#### Work instruction:
I need the entries printed again word for word, without the images.

#### Excerpts from an interface dataset:
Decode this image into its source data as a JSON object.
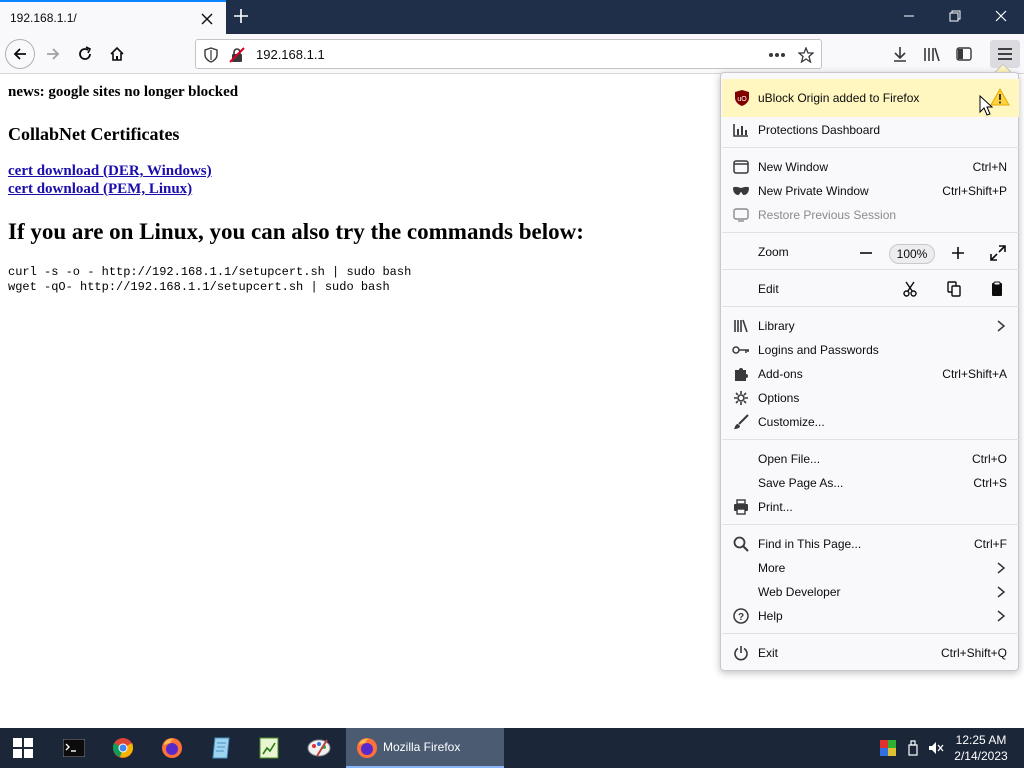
{
  "browser": {
    "tab_title": "192.168.1.1/",
    "url": "192.168.1.1"
  },
  "page": {
    "news": "news: google sites no longer blocked",
    "cert_heading": "CollabNet Certificates",
    "link_der": "cert download (DER, Windows)",
    "link_pem": "cert download (PEM, Linux)",
    "linux_heading": "If you are on Linux, you can also try the commands below:",
    "cmd_curl": "curl -s -o - http://192.168.1.1/setupcert.sh | sudo bash",
    "cmd_wget": "wget -qO- http://192.168.1.1/setupcert.sh | sudo bash"
  },
  "menu": {
    "banner": "uBlock Origin added to Firefox",
    "protections": "Protections Dashboard",
    "new_window": {
      "label": "New Window",
      "shortcut": "Ctrl+N"
    },
    "new_private": {
      "label": "New Private Window",
      "shortcut": "Ctrl+Shift+P"
    },
    "restore": "Restore Previous Session",
    "zoom_label": "Zoom",
    "zoom_value": "100%",
    "edit_label": "Edit",
    "library": "Library",
    "logins": "Logins and Passwords",
    "addons": {
      "label": "Add-ons",
      "shortcut": "Ctrl+Shift+A"
    },
    "options": "Options",
    "customize": "Customize...",
    "open_file": {
      "label": "Open File...",
      "shortcut": "Ctrl+O"
    },
    "save_page": {
      "label": "Save Page As...",
      "shortcut": "Ctrl+S"
    },
    "print": "Print...",
    "find": {
      "label": "Find in This Page...",
      "shortcut": "Ctrl+F"
    },
    "more": "More",
    "web_dev": "Web Developer",
    "help": "Help",
    "exit": {
      "label": "Exit",
      "shortcut": "Ctrl+Shift+Q"
    }
  },
  "taskbar": {
    "active_app": "Mozilla Firefox",
    "time": "12:25 AM",
    "date": "2/14/2023"
  },
  "colors": {
    "tabstrip": "#1f2f4a",
    "taskbar": "#1b2738",
    "banner": "#fff7bf",
    "link": "#1a0dab"
  }
}
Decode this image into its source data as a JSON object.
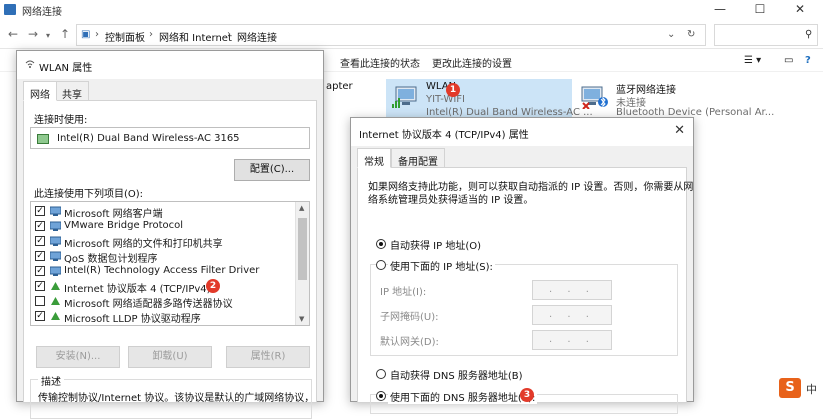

#### Solution:
Decode this image into its source data as a JSON object.
{
  "browser": {
    "tab_title": "192.168.1.1/",
    "url": "192.168.1.1"
  },
  "page": {
    "news": "news: google sites no longer blocked",
    "cert_heading": "CollabNet Certificates",
    "link_der": "cert download (DER, Windows)",
    "link_pem": "cert download (PEM, Linux)",
    "linux_heading": "If you are on Linux, you can also try the commands below:",
    "cmd_curl": "curl -s -o - http://192.168.1.1/setupcert.sh | sudo bash",
    "cmd_wget": "wget -qO- http://192.168.1.1/setupcert.sh | sudo bash"
  },
  "menu": {
    "banner": "uBlock Origin added to Firefox",
    "protections": "Protections Dashboard",
    "new_window": {
      "label": "New Window",
      "shortcut": "Ctrl+N"
    },
    "new_private": {
      "label": "New Private Window",
      "shortcut": "Ctrl+Shift+P"
    },
    "restore": "Restore Previous Session",
    "zoom_label": "Zoom",
    "zoom_value": "100%",
    "edit_label": "Edit",
    "library": "Library",
    "logins": "Logins and Passwords",
    "addons": {
      "label": "Add-ons",
      "shortcut": "Ctrl+Shift+A"
    },
    "options": "Options",
    "customize": "Customize...",
    "open_file": {
      "label": "Open File...",
      "shortcut": "Ctrl+O"
    },
    "save_page": {
      "label": "Save Page As...",
      "shortcut": "Ctrl+S"
    },
    "print": "Print...",
    "find": {
      "label": "Find in This Page...",
      "shortcut": "Ctrl+F"
    },
    "more": "More",
    "web_dev": "Web Developer",
    "help": "Help",
    "exit": {
      "label": "Exit",
      "shortcut": "Ctrl+Shift+Q"
    }
  },
  "taskbar": {
    "active_app": "Mozilla Firefox",
    "time": "12:25 AM",
    "date": "2/14/2023"
  },
  "colors": {
    "tabstrip": "#1f2f4a",
    "taskbar": "#1b2738",
    "banner": "#fff7bf",
    "link": "#1a0dab"
  }
}
Decode this image into its source data as a JSON object.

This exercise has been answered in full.